■ WORK INSTRUCTION
All of the entries below should be printed exactly; the pictures are to be left out.

++++ RECORDS SHOWN

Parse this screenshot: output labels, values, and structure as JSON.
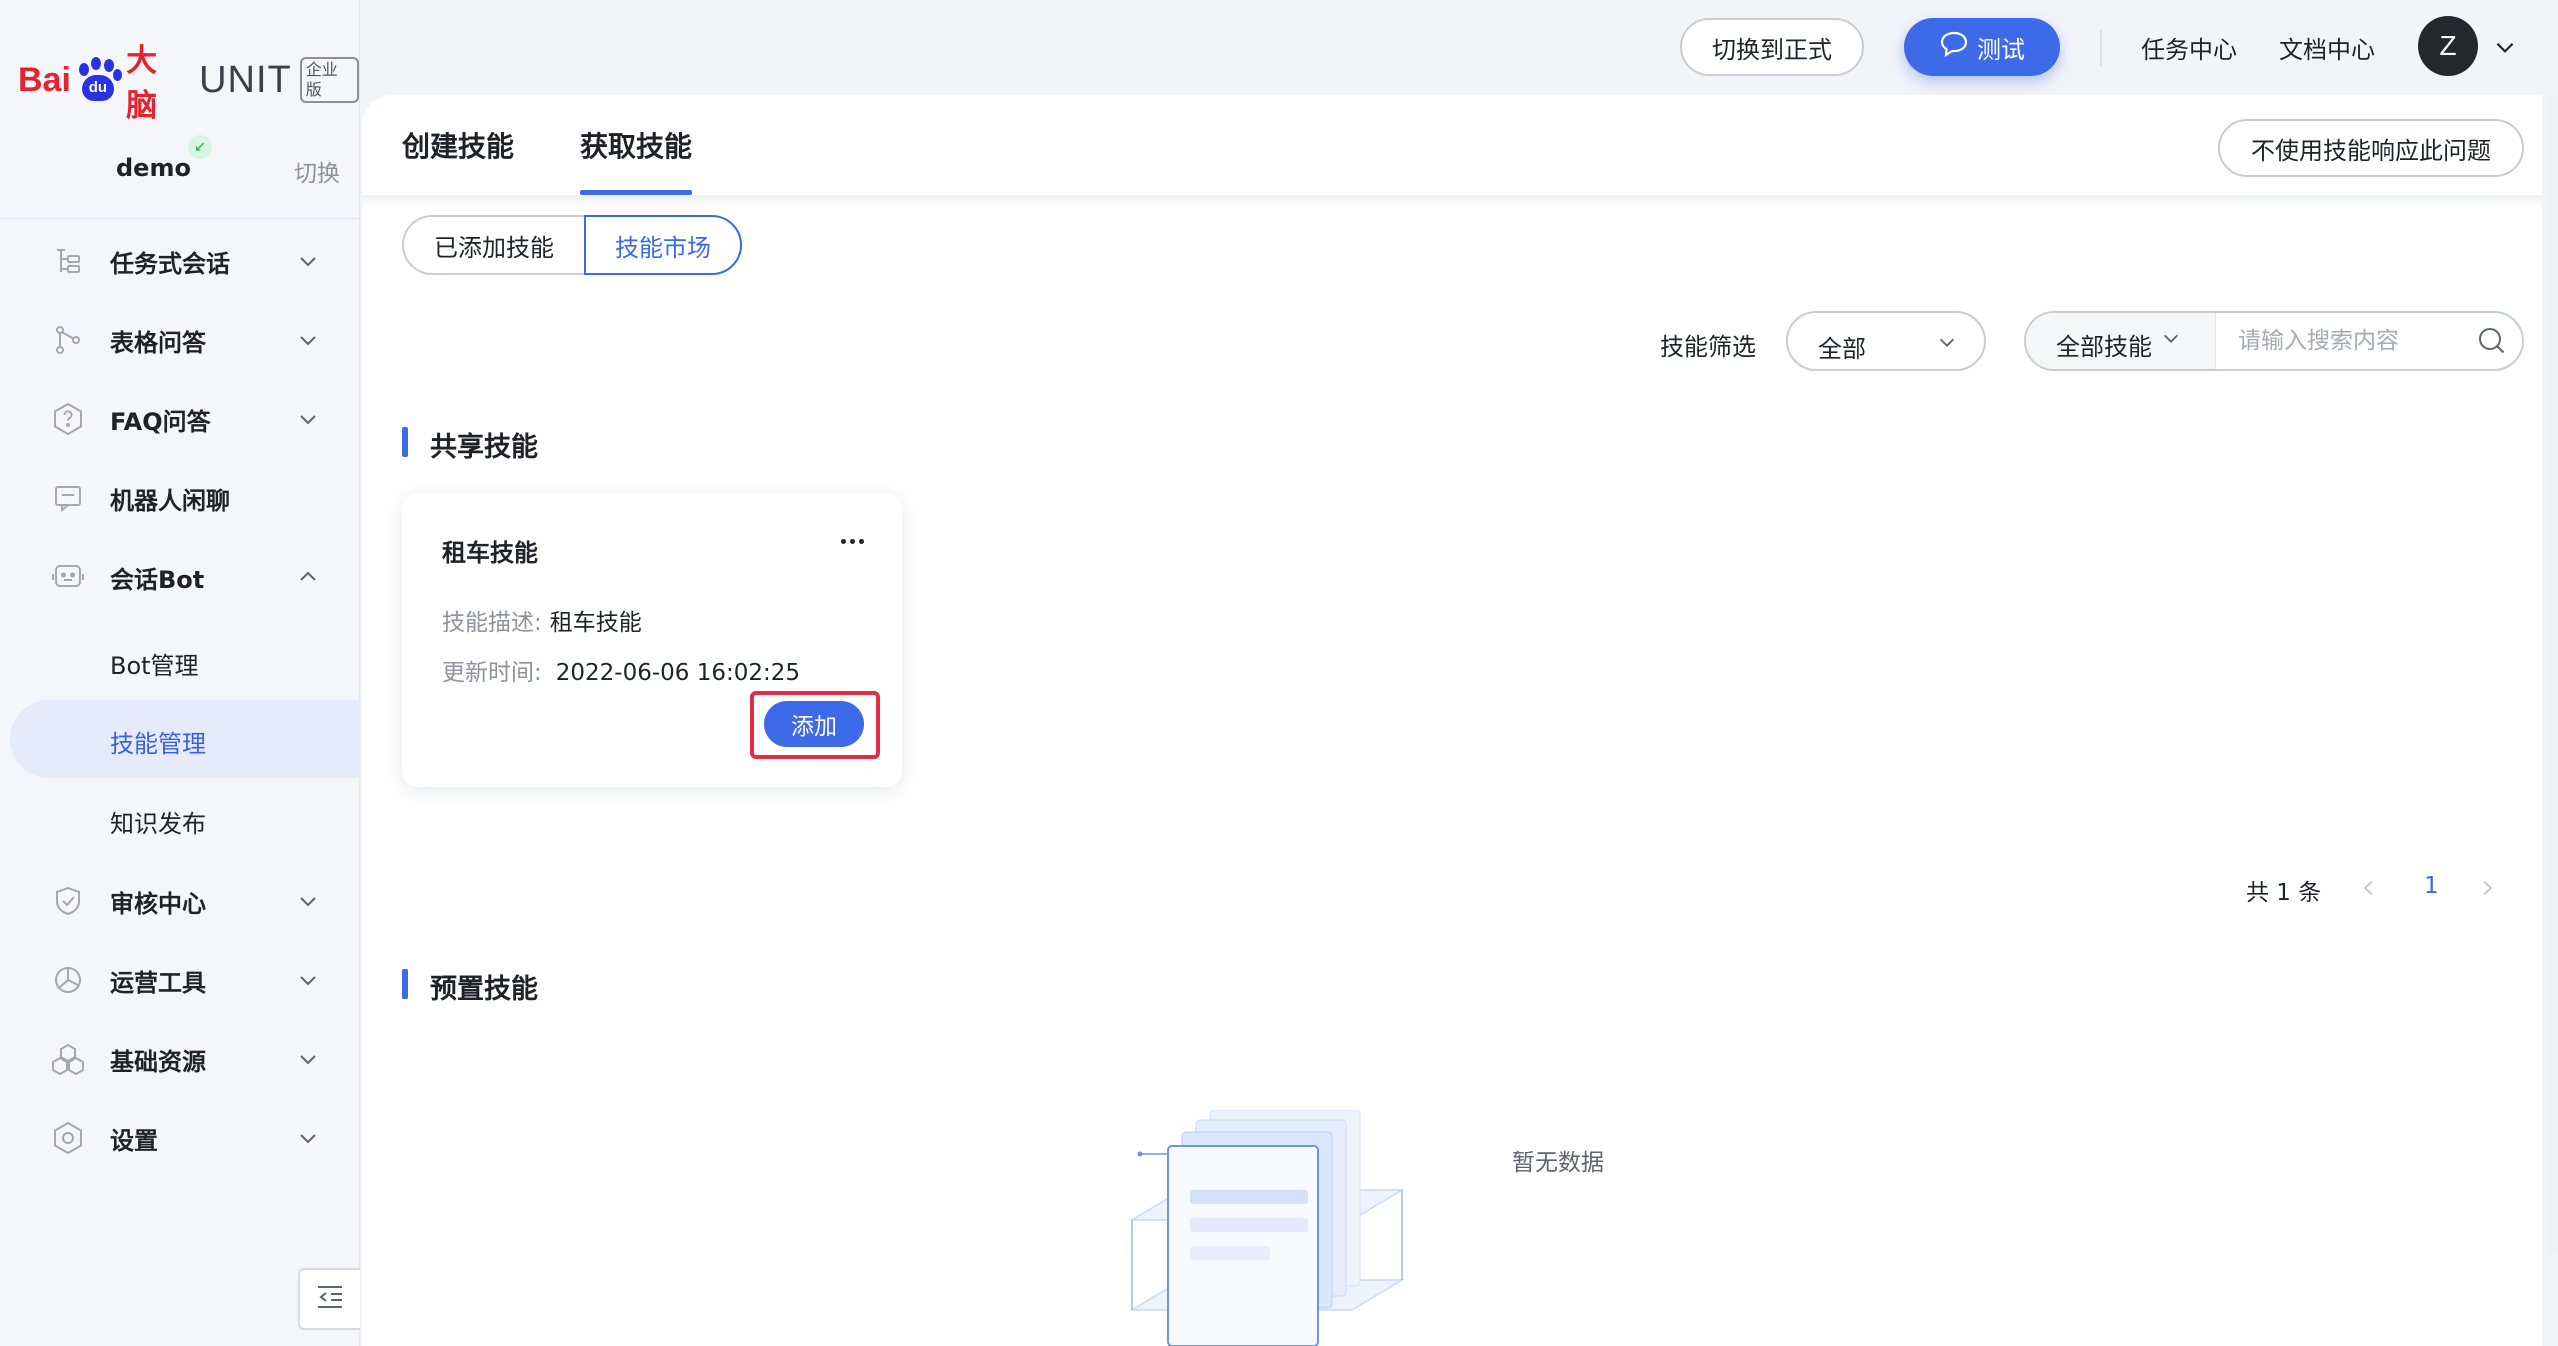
{
  "brand": {
    "bai": "Bai",
    "du": "du",
    "danao": "大脑",
    "unit": "UNIT",
    "edition": "企业版"
  },
  "project": {
    "name": "demo",
    "switch_label": "切换"
  },
  "sidebar": {
    "items": [
      {
        "label": "任务式会话",
        "icon": "task-dialog-icon"
      },
      {
        "label": "表格问答",
        "icon": "table-qa-icon"
      },
      {
        "label": "FAQ问答",
        "icon": "faq-icon"
      },
      {
        "label": "机器人闲聊",
        "icon": "chat-icon"
      },
      {
        "label": "会话Bot",
        "icon": "bot-icon"
      },
      {
        "label": "审核中心",
        "icon": "review-shield-icon"
      },
      {
        "label": "运营工具",
        "icon": "operations-icon"
      },
      {
        "label": "基础资源",
        "icon": "resources-icon"
      },
      {
        "label": "设置",
        "icon": "settings-icon"
      }
    ],
    "sub_items": [
      {
        "label": "Bot管理"
      },
      {
        "label": "技能管理"
      },
      {
        "label": "知识发布"
      }
    ]
  },
  "header": {
    "switch_formal": "切换到正式",
    "test": "测试",
    "task_center": "任务中心",
    "doc_center": "文档中心",
    "avatar_letter": "Z"
  },
  "tabs": [
    {
      "label": "创建技能"
    },
    {
      "label": "获取技能"
    }
  ],
  "no_skill_button": "不使用技能响应此问题",
  "segment": {
    "added": "已添加技能",
    "market": "技能市场"
  },
  "filter": {
    "label": "技能筛选",
    "value": "全部",
    "scope": "全部技能",
    "search_placeholder": "请输入搜索内容"
  },
  "shared": {
    "title": "共享技能",
    "card": {
      "title": "租车技能",
      "desc_key": "技能描述:",
      "desc_value": "租车技能",
      "time_key": "更新时间:",
      "time_value": "2022-06-06 16:02:25",
      "add_label": "添加"
    },
    "pager": {
      "total": "共 1 条",
      "page": "1"
    }
  },
  "preset": {
    "title": "预置技能",
    "empty_text": "暂无数据"
  },
  "colors": {
    "accent": "#3d6ae8",
    "highlight": "#e52c45",
    "baidu_red": "#e4232e",
    "baidu_blue": "#2932e1"
  }
}
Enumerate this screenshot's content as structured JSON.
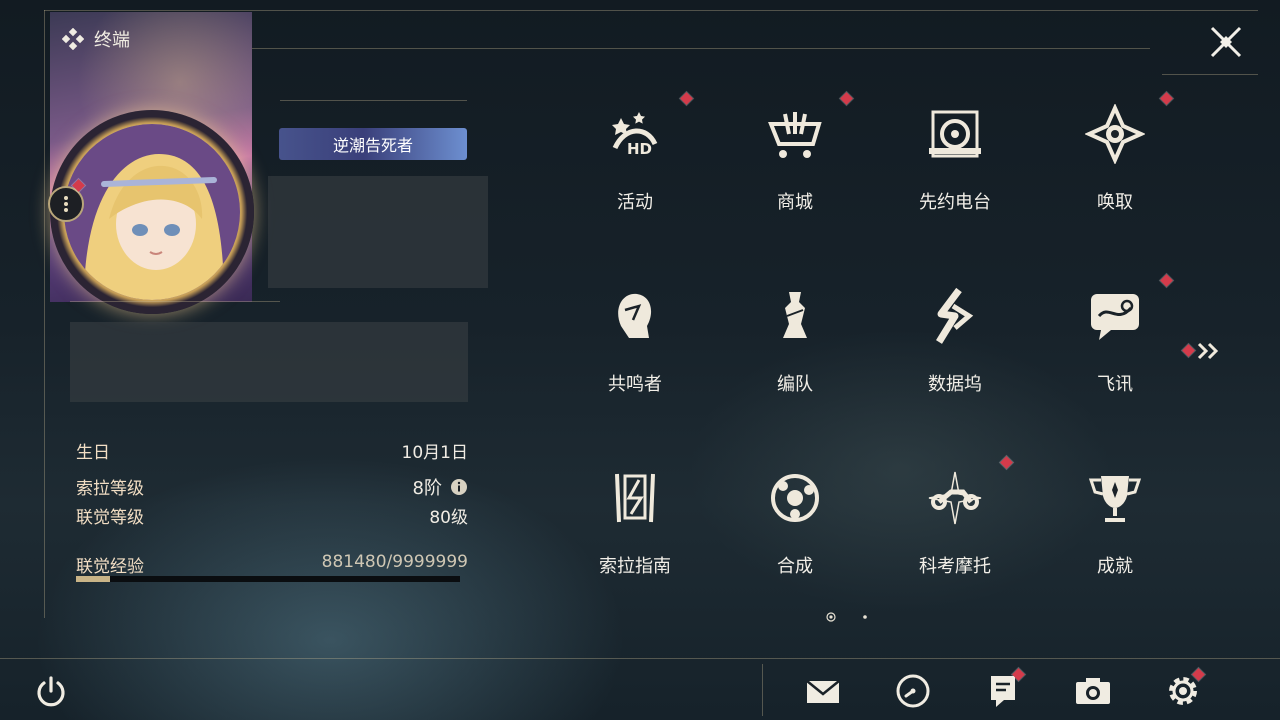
{
  "header": {
    "title": "终端"
  },
  "profile": {
    "title_badge": "逆潮告死者",
    "fields": [
      {
        "label": "生日",
        "value": "10月1日"
      },
      {
        "label": "索拉等级",
        "value": "8阶"
      },
      {
        "label": "联觉等级",
        "value": "80级"
      }
    ],
    "exp": {
      "label": "联觉经验",
      "value": "881480/9999999",
      "progress": 0.088
    }
  },
  "menu": {
    "items": [
      {
        "label": "活动",
        "icon": "event-icon",
        "badge": true
      },
      {
        "label": "商城",
        "icon": "shop-icon",
        "badge": true
      },
      {
        "label": "先约电台",
        "icon": "radio-icon",
        "badge": false
      },
      {
        "label": "唤取",
        "icon": "summon-icon",
        "badge": true
      },
      {
        "label": "共鸣者",
        "icon": "resonator-icon",
        "badge": false
      },
      {
        "label": "编队",
        "icon": "team-icon",
        "badge": false
      },
      {
        "label": "数据坞",
        "icon": "data-bank-icon",
        "badge": false
      },
      {
        "label": "飞讯",
        "icon": "message-icon",
        "badge": true
      },
      {
        "label": "索拉指南",
        "icon": "guide-icon",
        "badge": false
      },
      {
        "label": "合成",
        "icon": "synthesis-icon",
        "badge": false
      },
      {
        "label": "科考摩托",
        "icon": "motorcycle-icon",
        "badge": true
      },
      {
        "label": "成就",
        "icon": "achievement-icon",
        "badge": false
      }
    ],
    "page": 1,
    "page_count": 2
  },
  "bottom_bar": {
    "icons": [
      "mail-icon",
      "clock-icon",
      "notice-icon",
      "camera-icon",
      "settings-icon"
    ]
  },
  "colors": {
    "badge": "#d43b4b",
    "accent_gold": "#c9b487"
  }
}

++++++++

■ SOLUTION FOR THIS EXERCISE
Parse this screenshot: output labels, values, and structure as JSON.
{
  "brand": {
    "bai": "Bai",
    "du": "du",
    "danao": "大脑",
    "unit": "UNIT",
    "edition": "企业版"
  },
  "project": {
    "name": "demo",
    "switch_label": "切换"
  },
  "sidebar": {
    "items": [
      {
        "label": "任务式会话",
        "icon": "task-dialog-icon"
      },
      {
        "label": "表格问答",
        "icon": "table-qa-icon"
      },
      {
        "label": "FAQ问答",
        "icon": "faq-icon"
      },
      {
        "label": "机器人闲聊",
        "icon": "chat-icon"
      },
      {
        "label": "会话Bot",
        "icon": "bot-icon"
      },
      {
        "label": "审核中心",
        "icon": "review-shield-icon"
      },
      {
        "label": "运营工具",
        "icon": "operations-icon"
      },
      {
        "label": "基础资源",
        "icon": "resources-icon"
      },
      {
        "label": "设置",
        "icon": "settings-icon"
      }
    ],
    "sub_items": [
      {
        "label": "Bot管理"
      },
      {
        "label": "技能管理"
      },
      {
        "label": "知识发布"
      }
    ]
  },
  "header": {
    "switch_formal": "切换到正式",
    "test": "测试",
    "task_center": "任务中心",
    "doc_center": "文档中心",
    "avatar_letter": "Z"
  },
  "tabs": [
    {
      "label": "创建技能"
    },
    {
      "label": "获取技能"
    }
  ],
  "no_skill_button": "不使用技能响应此问题",
  "segment": {
    "added": "已添加技能",
    "market": "技能市场"
  },
  "filter": {
    "label": "技能筛选",
    "value": "全部",
    "scope": "全部技能",
    "search_placeholder": "请输入搜索内容"
  },
  "shared": {
    "title": "共享技能",
    "card": {
      "title": "租车技能",
      "desc_key": "技能描述:",
      "desc_value": "租车技能",
      "time_key": "更新时间:",
      "time_value": "2022-06-06 16:02:25",
      "add_label": "添加"
    },
    "pager": {
      "total": "共 1 条",
      "page": "1"
    }
  },
  "preset": {
    "title": "预置技能",
    "empty_text": "暂无数据"
  },
  "colors": {
    "accent": "#3d6ae8",
    "highlight": "#e52c45",
    "baidu_red": "#e4232e",
    "baidu_blue": "#2932e1"
  }
}
Enumerate this screenshot's content as structured JSON.
{
  "header": {
    "title": "终端"
  },
  "profile": {
    "title_badge": "逆潮告死者",
    "fields": [
      {
        "label": "生日",
        "value": "10月1日"
      },
      {
        "label": "索拉等级",
        "value": "8阶"
      },
      {
        "label": "联觉等级",
        "value": "80级"
      }
    ],
    "exp": {
      "label": "联觉经验",
      "value": "881480/9999999",
      "progress": 0.088
    }
  },
  "menu": {
    "items": [
      {
        "label": "活动",
        "icon": "event-icon",
        "badge": true
      },
      {
        "label": "商城",
        "icon": "shop-icon",
        "badge": true
      },
      {
        "label": "先约电台",
        "icon": "radio-icon",
        "badge": false
      },
      {
        "label": "唤取",
        "icon": "summon-icon",
        "badge": true
      },
      {
        "label": "共鸣者",
        "icon": "resonator-icon",
        "badge": false
      },
      {
        "label": "编队",
        "icon": "team-icon",
        "badge": false
      },
      {
        "label": "数据坞",
        "icon": "data-bank-icon",
        "badge": false
      },
      {
        "label": "飞讯",
        "icon": "message-icon",
        "badge": true
      },
      {
        "label": "索拉指南",
        "icon": "guide-icon",
        "badge": false
      },
      {
        "label": "合成",
        "icon": "synthesis-icon",
        "badge": false
      },
      {
        "label": "科考摩托",
        "icon": "motorcycle-icon",
        "badge": true
      },
      {
        "label": "成就",
        "icon": "achievement-icon",
        "badge": false
      }
    ],
    "page": 1,
    "page_count": 2
  },
  "bottom_bar": {
    "icons": [
      "mail-icon",
      "clock-icon",
      "notice-icon",
      "camera-icon",
      "settings-icon"
    ]
  },
  "colors": {
    "badge": "#d43b4b",
    "accent_gold": "#c9b487"
  }
}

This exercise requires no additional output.